In Fall 2016, Kodansha Comics is releasing a 250 page, full-color Attack on Titan anthology featuring stories fromfrom a talented pool of artists and writers with diverse styles including Gail Simone, Cameron Stewart, Afua Richardson, Michael Oeming, Scott Snyder, Paolo Rivera, Faith Erin Hicks, Damion Scott, Genevieve Valentine, Kevin Wada, Ronald Wimberly, Babs Tarr and Brenden Fletcher. New names are being added to the project, with Schaefer pointing out that two more creators whose names she wasn’t yet at liberty to share had agreed to participate just before the panel.
Associate Director of Publishing for Kodansha, Ben Applegate, suggested the idea for an American Attack on Titan anthology a year ago to the Kodansha higher-ups in Japan.
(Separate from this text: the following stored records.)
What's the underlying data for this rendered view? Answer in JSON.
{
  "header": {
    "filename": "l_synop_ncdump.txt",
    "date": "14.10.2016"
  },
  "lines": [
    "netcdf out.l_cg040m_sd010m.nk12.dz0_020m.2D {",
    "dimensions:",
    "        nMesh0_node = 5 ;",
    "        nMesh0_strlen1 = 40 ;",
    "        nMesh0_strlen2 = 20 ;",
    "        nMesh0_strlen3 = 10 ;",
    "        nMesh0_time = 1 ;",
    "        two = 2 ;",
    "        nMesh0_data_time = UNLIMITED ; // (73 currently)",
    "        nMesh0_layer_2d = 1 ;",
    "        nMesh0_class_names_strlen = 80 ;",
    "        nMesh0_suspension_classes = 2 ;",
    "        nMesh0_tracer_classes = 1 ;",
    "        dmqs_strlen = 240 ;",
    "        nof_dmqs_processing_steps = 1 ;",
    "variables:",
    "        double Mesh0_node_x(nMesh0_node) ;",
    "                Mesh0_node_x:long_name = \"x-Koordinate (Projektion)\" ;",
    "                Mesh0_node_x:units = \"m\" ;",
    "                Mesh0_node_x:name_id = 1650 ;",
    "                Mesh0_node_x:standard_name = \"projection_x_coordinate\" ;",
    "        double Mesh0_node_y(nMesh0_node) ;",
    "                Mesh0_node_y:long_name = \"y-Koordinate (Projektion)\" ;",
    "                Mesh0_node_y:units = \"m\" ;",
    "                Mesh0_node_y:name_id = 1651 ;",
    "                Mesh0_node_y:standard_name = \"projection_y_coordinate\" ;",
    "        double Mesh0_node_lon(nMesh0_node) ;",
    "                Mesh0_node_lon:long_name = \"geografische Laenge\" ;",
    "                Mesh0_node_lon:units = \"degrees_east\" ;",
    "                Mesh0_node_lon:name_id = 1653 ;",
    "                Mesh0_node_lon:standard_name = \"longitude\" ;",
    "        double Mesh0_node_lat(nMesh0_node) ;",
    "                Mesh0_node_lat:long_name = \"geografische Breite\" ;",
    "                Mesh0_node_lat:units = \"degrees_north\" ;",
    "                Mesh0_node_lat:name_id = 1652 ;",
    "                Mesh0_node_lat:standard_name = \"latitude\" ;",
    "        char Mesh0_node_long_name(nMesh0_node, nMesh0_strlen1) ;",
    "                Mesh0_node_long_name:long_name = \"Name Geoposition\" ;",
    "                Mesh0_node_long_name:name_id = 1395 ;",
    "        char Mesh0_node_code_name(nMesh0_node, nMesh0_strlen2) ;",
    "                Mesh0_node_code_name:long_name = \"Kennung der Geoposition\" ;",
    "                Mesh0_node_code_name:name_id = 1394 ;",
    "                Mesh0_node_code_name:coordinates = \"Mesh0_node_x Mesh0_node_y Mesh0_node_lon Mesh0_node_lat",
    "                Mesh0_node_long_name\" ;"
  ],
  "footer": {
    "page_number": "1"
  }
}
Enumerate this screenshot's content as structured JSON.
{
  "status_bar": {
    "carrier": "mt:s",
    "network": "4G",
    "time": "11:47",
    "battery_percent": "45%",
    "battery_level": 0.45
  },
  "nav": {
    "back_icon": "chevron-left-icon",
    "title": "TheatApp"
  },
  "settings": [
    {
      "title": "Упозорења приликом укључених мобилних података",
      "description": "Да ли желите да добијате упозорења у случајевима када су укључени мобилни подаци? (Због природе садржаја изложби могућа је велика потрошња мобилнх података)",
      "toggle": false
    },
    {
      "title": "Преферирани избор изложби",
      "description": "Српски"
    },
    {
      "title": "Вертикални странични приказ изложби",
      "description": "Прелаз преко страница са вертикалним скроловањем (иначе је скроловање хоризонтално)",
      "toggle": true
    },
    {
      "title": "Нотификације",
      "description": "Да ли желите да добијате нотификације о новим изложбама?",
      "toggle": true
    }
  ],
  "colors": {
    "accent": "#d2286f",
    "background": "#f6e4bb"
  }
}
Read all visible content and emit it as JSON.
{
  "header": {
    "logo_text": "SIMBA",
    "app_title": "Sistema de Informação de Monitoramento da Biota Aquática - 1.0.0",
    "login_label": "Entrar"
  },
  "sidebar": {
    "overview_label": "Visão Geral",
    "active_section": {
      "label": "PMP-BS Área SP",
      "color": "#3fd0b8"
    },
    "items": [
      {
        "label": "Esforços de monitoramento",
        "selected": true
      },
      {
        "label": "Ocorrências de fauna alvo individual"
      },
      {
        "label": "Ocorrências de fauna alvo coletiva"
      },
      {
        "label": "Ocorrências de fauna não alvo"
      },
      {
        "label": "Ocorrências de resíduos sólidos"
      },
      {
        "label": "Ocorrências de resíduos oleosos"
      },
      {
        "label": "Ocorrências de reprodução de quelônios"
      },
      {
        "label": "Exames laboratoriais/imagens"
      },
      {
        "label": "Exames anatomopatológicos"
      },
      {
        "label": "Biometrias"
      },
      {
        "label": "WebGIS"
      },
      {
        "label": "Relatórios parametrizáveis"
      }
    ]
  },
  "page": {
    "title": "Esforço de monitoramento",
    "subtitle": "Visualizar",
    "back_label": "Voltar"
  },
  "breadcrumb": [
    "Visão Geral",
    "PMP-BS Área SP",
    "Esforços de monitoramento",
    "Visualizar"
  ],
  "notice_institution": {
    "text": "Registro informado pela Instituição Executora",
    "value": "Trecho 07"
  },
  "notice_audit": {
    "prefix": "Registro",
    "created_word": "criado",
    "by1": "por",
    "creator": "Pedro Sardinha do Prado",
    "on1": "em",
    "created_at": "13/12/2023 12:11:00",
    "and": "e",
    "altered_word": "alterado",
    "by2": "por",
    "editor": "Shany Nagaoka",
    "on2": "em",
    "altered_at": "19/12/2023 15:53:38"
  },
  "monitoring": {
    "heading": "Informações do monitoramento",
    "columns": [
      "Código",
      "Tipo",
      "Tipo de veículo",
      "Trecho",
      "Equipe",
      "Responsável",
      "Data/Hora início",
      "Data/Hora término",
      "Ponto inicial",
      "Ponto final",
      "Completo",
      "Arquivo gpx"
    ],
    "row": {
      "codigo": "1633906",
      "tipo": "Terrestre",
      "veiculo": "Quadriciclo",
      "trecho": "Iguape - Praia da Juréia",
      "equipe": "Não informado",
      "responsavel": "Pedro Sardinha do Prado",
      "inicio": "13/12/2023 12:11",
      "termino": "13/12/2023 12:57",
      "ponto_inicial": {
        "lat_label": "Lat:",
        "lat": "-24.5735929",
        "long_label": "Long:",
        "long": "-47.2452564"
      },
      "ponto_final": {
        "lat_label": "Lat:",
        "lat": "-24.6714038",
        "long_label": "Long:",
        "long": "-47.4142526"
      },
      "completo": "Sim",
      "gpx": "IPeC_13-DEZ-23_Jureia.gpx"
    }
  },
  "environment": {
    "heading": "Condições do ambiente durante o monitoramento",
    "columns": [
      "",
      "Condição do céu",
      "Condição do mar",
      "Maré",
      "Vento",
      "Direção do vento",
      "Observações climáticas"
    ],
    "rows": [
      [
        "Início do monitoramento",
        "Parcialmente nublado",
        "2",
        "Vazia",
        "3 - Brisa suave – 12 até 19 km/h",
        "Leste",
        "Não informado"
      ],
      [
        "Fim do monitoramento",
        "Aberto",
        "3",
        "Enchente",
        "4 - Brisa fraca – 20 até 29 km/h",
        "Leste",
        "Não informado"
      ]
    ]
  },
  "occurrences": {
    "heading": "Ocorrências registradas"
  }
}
To Applegate’s shock, they liked the idea, and the rest leads up to Thursday’s big (Biggest) announcement.
Though I’m sure some fans of the manga or anime are scoffing at this idea, it screams respect for the original material and is a huge step forward for manga in this country.
Some perspective is required here: this anthology is unprecedented. Kishimoto, author and artist of Naruto, created a book with a massive global fandom and over 200 million copies sold worldwide. There is no English anthology of Naruto homages to be found. Toriyama’s Dragonball Z had an anime that shaped a generation of viewing and was essentially the flagship of anime ambassadors to America. No western anthology there, either. Nothing like this has ever been done.
More importantly, it’s not just being thrown together. The talent here is serious and stylistically diverse. One of the most vital things in adapting anything is in offering a novel interpretation. Here, it appears we’re going to see dozens of novel interpretations, both in how these characters, themes, and battles are explored, and, most excitingly, in how Isayama’s world is presented visually.
This project speaks to Attack on Titan’s impact right off the bat. Though some of these artists or writers may have checked out the series after the fact of being asked about the anthology, several creators on the panel admitted to personally enjoying the series prior to being asked to participate in this project.
Again, I think the takeaway here should be that the reach that Attack on Titan has is not itself unprecedented; rather, a lot of pieces that don’t usually fall into place did in this case, adding up to an unprecedented and very exciting project that hints at a continued growth in the international dialogue of comics.
Art above by Michael Oeming